A decade ago, when the Jubilee Line was extended from Green Park to Stratford, there were plenty of glossy books published, examining the design and architecture of the twelve stations that made up the extension. Deservedly so, too; one, Foster's Canary Wharf, has become iconic in that time. There's still plenty you can find about the philosophy of the designers, and the way they wanted a commonality but individuality for each of the stations.
By contrast, it's almost impossible to find out about the thinking behind the Victoria Line. This was only all-new Underground line in the last century¹, and it's forty years old this year. Most people, if they think of its design at all, consider it dull at best.
However, I've been using it for my commute for a year now, and as a primary line for half a decade, and I think that does it a disservice. First, consider the station layouts. This is, I'll admit, more commonly thought of as engineering, but even so, someone had to think about it. There are sixteen stations on the line; five have cross-platform interchanges with either Tube or British Rail lines, far more than any other line², while all but one station offer interchanges with either Underground or British Rail lines.
Admittedly, partly this is due to politics: during the "tube boom" from 1898 to 1908, the organisations building lines were in competition with one another, whereas the Victoria was the first line designed by London Underground, a single company responsible for all lines. Even so, it's a boon to people who use the line - ask anyone who changes to the Piccadilly at Finsbury Park, or the Bakerloo at Oxford Street.
Beyond the engineering, though, I think the stations are also designed well. Unlike the aforementioned Jubilee Line, most stations follow the same basic look, with three escalators³ down to a main hallway between the two platforms. Unlike some earlier lines (the Central Line springs to mind), these are almost always straight, and I can't think of a station with steps from the central section to either platform. As I've said before, there are also cross-platform interchanges, which complicate things, but even there, consistency leaps out in other ways.
All of the Victoria Line platforms are tiled in a light, almost blue-tinted, grey, with simple wooden benches. Each also has a mural; there's a lovely set on Flickr by Chutney Bannister collecting them all. Recently, the southbound Oxford Street tiling was refurbished as part of the station's PPP makeover, and I was impressed by the lovely, modern design that replaced the snakes-and-ladders mural you can still see on the northbound platform. It turns out that this was the original design, removed in the 1980s after the Oxford Circus fire, but now re-instated, and it doesn't look at all dated - in fact, it's positively modern.

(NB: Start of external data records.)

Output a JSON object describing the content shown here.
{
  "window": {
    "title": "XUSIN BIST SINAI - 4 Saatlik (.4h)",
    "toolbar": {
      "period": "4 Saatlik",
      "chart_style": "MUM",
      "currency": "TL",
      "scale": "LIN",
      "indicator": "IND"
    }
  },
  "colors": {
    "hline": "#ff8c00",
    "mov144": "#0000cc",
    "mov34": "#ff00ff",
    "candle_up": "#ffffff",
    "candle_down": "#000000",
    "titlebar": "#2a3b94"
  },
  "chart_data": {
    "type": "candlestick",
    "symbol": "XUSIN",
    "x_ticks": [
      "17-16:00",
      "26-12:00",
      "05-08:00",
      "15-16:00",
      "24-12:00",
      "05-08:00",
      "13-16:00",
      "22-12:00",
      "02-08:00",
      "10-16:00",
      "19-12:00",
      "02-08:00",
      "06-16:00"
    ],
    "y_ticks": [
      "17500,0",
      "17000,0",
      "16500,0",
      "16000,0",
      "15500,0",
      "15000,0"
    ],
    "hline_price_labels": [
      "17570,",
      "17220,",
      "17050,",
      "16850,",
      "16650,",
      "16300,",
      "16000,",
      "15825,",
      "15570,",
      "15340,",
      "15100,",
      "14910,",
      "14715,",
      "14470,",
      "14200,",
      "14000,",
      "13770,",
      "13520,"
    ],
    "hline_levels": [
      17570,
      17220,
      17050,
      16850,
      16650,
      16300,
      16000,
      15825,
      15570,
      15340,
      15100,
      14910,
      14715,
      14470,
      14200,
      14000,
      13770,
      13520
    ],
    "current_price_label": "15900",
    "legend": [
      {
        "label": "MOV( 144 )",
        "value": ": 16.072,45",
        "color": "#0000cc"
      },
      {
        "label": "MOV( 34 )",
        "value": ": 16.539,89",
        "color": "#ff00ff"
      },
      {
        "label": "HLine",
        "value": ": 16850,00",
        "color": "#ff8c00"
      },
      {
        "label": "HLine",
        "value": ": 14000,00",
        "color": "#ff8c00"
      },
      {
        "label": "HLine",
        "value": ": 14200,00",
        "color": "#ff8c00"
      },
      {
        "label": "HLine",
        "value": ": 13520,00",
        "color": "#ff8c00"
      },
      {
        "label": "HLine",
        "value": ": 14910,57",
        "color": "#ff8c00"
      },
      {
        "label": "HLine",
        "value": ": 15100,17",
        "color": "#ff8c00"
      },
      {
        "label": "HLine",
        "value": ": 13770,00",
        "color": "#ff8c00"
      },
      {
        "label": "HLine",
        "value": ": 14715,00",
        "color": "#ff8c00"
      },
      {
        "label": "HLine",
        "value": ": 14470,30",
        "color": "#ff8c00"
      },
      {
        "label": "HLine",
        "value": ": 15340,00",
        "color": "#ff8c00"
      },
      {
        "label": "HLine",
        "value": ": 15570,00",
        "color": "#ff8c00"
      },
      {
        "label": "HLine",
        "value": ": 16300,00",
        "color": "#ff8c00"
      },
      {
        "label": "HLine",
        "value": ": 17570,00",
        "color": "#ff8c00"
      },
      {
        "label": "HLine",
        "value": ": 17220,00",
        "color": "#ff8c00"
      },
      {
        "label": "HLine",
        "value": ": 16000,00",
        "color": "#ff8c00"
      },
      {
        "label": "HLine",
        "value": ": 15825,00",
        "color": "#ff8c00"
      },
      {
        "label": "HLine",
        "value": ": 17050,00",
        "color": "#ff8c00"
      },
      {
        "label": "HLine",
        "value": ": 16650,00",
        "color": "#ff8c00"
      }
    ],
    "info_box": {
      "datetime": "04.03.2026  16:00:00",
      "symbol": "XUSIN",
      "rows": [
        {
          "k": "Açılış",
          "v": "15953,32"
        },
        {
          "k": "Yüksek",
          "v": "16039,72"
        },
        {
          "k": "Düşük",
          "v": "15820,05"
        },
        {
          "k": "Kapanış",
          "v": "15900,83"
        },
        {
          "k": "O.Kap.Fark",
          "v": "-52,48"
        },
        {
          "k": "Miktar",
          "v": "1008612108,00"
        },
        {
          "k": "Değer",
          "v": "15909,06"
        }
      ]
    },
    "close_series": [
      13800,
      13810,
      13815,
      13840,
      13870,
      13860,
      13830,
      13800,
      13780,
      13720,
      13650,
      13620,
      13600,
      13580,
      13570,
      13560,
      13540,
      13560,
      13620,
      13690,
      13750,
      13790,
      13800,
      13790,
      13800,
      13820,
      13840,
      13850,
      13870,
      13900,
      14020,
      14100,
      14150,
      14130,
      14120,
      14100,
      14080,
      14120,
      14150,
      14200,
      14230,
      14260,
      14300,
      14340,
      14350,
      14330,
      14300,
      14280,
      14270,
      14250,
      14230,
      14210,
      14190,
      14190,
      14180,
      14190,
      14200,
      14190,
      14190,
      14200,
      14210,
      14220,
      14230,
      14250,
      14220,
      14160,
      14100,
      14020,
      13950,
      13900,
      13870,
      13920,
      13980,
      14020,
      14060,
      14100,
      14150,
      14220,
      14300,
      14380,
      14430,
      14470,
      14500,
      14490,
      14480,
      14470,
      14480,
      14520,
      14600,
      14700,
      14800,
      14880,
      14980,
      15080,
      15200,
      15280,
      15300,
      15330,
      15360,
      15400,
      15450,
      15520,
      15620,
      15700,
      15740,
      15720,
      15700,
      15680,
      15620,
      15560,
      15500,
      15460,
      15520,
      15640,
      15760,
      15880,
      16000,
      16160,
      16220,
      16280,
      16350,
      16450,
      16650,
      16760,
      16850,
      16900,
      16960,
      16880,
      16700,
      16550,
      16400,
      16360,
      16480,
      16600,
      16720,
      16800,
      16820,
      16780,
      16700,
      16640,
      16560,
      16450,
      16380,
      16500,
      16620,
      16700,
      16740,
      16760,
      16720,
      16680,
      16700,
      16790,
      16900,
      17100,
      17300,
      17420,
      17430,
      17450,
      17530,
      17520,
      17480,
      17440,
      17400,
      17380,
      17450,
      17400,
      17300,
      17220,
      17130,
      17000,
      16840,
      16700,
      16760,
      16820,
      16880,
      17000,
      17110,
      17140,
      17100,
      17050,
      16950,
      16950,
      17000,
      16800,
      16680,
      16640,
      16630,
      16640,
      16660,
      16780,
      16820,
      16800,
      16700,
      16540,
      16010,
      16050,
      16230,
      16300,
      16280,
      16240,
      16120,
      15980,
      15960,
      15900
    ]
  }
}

For now, the original 1967 tube stock is still used on the line. However, next year should see the introduction of the new 2009 stock, which, to be honest, I'm somewhat dreading. As with the stations, these are nicely consistent and minimal, with a quirky use of circular glass panels dividing vestibules from seating areas, and standard seating. The new stock will introduce more fold-up seats, and more room to stand, at the cost of fixed seats. I suppose I should wait and see how it turns out, but my gut feeling is that I'll dislike them.
That's not to say the line is without problems. As part of the engineering work to get the line ready for the new trains, its previously solid reliability seems to have taken a knock. More seriously, the above-ground buildings are generally appalling, with far too many of the stations lumbered with unpleasant subway complexes or buildings that look like glorified portakabins. This is particularly shameful at Highbury and Islington, where a damaged but glorious old station was demolished in favour of the current single-storey shed.
Despite this, I think the effort going into the line has been unfairly neglected. The design work for the Victoria line seems to be largely lost, on the Internet at least. Mischa Black was in charge of the overall design effort, leading the Design Research Unit, but I can easily imagine how the utilitarian style leant itself to concealing the identities of the others who contributed. I think it's a shame; the line, while perhaps understated, deserves more attention than it gets. I can't imagine my London without it.
¹ Parts of the Jubilee line were inherited from the Metropolitan line in 1977, and of course the extension in 1999, while needing new tracks, was not a new line end-to-end. Amazingly, the Central London tube network we know today - with the exception of the Victoria and Jubilee lines - was completed by 1907.
² I believe the Central, District and Piccadilly each have two, excluding Victoria Line interchanges, but none are within zone 1 (I'm thinking of Stratford, Mile End, and Hammersmith).
³ Annoyingly, cost-cutting sometimes (as at my home station, Blackhorse Road) led to the central escalator being replaced by a fixed staircase, which means that any failure results in people having to walk or, in extreme cases, station closures.